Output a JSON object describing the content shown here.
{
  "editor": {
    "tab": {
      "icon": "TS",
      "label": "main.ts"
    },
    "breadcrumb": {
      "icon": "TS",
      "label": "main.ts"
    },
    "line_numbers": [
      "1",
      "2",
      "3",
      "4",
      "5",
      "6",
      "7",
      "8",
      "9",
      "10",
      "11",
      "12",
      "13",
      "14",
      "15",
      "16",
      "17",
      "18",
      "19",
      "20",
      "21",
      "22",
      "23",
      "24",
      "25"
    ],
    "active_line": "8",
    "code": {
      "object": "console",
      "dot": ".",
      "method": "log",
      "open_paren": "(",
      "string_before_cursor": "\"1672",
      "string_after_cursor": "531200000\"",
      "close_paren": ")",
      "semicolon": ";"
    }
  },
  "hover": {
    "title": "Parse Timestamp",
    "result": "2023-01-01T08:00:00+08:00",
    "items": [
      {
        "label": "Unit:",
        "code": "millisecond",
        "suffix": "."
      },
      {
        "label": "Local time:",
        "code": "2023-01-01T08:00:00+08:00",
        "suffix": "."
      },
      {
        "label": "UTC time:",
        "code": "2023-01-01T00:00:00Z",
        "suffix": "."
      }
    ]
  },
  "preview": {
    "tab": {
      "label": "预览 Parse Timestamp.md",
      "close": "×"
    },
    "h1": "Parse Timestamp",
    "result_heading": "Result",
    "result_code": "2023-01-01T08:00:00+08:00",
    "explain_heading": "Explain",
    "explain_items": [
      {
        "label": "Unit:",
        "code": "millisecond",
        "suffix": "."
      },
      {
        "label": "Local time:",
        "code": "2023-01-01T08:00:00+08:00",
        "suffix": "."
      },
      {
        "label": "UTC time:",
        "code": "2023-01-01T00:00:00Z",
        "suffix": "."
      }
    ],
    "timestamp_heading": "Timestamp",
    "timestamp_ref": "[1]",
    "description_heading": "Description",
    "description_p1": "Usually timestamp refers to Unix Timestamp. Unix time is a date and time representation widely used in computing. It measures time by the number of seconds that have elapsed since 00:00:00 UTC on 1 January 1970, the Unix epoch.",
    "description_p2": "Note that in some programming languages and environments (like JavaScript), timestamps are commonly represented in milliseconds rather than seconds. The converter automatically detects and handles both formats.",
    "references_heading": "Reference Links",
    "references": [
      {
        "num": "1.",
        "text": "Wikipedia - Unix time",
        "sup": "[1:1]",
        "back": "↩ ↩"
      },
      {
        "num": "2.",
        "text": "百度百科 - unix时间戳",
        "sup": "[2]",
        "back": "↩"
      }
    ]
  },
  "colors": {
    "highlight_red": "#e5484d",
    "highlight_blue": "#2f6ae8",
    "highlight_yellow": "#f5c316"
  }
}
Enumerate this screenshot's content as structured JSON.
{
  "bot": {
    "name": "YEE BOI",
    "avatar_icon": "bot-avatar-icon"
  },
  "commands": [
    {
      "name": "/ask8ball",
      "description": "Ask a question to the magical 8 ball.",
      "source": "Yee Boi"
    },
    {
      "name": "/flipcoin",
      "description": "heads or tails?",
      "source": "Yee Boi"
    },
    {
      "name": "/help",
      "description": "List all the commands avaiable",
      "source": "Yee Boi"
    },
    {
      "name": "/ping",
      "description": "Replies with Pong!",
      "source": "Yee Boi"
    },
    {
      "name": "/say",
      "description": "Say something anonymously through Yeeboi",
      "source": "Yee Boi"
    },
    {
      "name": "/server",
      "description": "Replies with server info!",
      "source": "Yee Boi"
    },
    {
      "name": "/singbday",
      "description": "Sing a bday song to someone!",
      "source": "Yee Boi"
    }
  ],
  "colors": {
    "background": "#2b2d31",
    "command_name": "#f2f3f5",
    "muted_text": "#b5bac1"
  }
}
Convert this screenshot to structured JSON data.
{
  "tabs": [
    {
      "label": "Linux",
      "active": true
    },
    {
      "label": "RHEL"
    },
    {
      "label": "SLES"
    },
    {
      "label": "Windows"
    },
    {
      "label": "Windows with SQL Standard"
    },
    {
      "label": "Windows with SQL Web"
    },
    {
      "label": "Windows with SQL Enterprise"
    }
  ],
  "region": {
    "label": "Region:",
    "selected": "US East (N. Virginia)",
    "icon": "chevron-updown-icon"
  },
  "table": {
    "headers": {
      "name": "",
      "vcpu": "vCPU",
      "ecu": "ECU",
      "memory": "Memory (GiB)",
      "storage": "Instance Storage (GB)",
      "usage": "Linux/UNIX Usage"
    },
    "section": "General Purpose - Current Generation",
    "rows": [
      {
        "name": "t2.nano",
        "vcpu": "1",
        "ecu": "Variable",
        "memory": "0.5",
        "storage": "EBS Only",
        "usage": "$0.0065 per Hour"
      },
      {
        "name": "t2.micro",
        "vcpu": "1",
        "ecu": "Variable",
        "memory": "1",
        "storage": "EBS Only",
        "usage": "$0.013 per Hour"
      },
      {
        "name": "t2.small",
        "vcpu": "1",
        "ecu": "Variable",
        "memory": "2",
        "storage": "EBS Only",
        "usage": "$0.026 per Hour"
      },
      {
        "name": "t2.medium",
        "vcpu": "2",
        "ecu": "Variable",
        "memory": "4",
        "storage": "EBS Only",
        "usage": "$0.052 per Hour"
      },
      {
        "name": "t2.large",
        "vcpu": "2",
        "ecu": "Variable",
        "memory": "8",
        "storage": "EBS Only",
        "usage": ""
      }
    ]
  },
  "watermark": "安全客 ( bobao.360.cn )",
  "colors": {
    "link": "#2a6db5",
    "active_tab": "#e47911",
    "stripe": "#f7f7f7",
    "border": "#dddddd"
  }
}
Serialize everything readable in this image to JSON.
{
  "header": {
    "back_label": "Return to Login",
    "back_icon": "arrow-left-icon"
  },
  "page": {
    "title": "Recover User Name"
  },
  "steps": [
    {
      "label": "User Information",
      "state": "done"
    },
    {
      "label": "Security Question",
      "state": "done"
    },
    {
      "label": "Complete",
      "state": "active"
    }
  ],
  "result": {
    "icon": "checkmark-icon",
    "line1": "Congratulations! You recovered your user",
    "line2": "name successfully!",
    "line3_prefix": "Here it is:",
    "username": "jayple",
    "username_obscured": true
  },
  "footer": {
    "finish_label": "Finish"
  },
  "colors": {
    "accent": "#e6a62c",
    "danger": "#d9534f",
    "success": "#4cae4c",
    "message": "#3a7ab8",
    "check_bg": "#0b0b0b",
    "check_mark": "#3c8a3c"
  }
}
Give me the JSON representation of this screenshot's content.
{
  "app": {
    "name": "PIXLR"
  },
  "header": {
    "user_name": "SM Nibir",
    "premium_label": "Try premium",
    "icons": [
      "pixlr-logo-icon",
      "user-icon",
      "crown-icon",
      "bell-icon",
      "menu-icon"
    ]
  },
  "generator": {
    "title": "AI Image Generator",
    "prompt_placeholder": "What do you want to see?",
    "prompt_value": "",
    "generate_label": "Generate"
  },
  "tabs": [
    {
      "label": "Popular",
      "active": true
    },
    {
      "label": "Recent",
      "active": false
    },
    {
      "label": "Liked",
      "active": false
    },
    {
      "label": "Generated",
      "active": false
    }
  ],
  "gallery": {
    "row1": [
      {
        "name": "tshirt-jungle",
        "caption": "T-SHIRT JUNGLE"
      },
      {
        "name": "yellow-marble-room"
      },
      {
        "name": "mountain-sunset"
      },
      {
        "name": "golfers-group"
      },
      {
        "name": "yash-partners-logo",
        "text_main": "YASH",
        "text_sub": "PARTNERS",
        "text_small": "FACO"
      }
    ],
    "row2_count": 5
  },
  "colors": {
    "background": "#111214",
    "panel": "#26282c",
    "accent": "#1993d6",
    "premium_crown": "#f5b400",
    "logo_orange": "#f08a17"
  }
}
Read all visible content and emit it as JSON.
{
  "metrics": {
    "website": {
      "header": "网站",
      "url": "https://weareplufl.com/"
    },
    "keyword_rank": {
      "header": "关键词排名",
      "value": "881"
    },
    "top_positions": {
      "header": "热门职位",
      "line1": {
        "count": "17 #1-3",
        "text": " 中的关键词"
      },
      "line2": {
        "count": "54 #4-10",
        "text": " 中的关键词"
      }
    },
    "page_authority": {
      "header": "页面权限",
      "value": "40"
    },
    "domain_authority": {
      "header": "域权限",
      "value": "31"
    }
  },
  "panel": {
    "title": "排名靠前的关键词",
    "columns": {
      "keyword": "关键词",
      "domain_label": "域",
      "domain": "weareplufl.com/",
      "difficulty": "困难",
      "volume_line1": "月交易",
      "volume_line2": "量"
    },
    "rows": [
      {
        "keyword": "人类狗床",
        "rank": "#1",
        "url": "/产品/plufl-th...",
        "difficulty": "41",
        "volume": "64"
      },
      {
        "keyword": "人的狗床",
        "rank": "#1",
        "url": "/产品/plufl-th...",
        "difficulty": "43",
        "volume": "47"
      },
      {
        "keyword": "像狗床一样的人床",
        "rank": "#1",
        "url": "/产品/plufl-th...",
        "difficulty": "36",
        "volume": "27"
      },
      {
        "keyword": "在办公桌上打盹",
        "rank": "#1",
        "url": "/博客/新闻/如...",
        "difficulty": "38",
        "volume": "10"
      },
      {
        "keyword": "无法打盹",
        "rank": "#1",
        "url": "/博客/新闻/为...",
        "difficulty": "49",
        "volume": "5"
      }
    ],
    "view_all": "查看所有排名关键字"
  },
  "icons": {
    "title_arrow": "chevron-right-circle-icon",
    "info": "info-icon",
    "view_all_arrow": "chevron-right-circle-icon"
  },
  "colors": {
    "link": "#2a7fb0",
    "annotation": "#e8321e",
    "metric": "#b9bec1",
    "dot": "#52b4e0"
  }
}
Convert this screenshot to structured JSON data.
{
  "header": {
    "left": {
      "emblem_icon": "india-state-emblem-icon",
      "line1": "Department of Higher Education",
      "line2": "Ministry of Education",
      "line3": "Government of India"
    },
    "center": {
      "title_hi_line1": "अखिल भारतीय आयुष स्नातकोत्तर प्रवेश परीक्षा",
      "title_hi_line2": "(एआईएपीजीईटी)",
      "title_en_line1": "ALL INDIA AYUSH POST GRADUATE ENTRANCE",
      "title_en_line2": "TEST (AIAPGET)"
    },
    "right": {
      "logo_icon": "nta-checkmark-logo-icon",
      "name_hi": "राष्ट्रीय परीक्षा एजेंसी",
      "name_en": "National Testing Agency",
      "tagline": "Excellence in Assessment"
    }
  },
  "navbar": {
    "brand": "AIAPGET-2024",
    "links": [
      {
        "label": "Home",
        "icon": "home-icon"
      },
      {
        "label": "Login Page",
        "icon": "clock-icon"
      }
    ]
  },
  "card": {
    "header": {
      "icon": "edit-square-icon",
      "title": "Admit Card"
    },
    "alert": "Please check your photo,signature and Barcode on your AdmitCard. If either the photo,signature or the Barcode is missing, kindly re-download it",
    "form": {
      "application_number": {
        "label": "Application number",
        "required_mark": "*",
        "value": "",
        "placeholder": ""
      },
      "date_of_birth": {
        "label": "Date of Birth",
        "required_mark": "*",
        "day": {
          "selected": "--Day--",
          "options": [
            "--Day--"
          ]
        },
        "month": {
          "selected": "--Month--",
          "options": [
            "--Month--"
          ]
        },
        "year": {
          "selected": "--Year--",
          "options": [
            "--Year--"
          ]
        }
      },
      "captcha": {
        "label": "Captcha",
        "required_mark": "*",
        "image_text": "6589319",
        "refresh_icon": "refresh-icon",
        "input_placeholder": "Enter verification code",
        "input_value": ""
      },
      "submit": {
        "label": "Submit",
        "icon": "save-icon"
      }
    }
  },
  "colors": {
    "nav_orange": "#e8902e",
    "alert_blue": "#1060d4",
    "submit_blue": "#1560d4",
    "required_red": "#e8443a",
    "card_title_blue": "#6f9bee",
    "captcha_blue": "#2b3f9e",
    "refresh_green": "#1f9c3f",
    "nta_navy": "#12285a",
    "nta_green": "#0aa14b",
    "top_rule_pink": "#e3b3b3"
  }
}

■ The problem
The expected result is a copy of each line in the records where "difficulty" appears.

■ Finished exercise
      "difficulty": "困难",
        "difficulty": "41",
        "difficulty": "43",
        "difficulty": "36",
        "difficulty": "38",
        "difficulty": "49",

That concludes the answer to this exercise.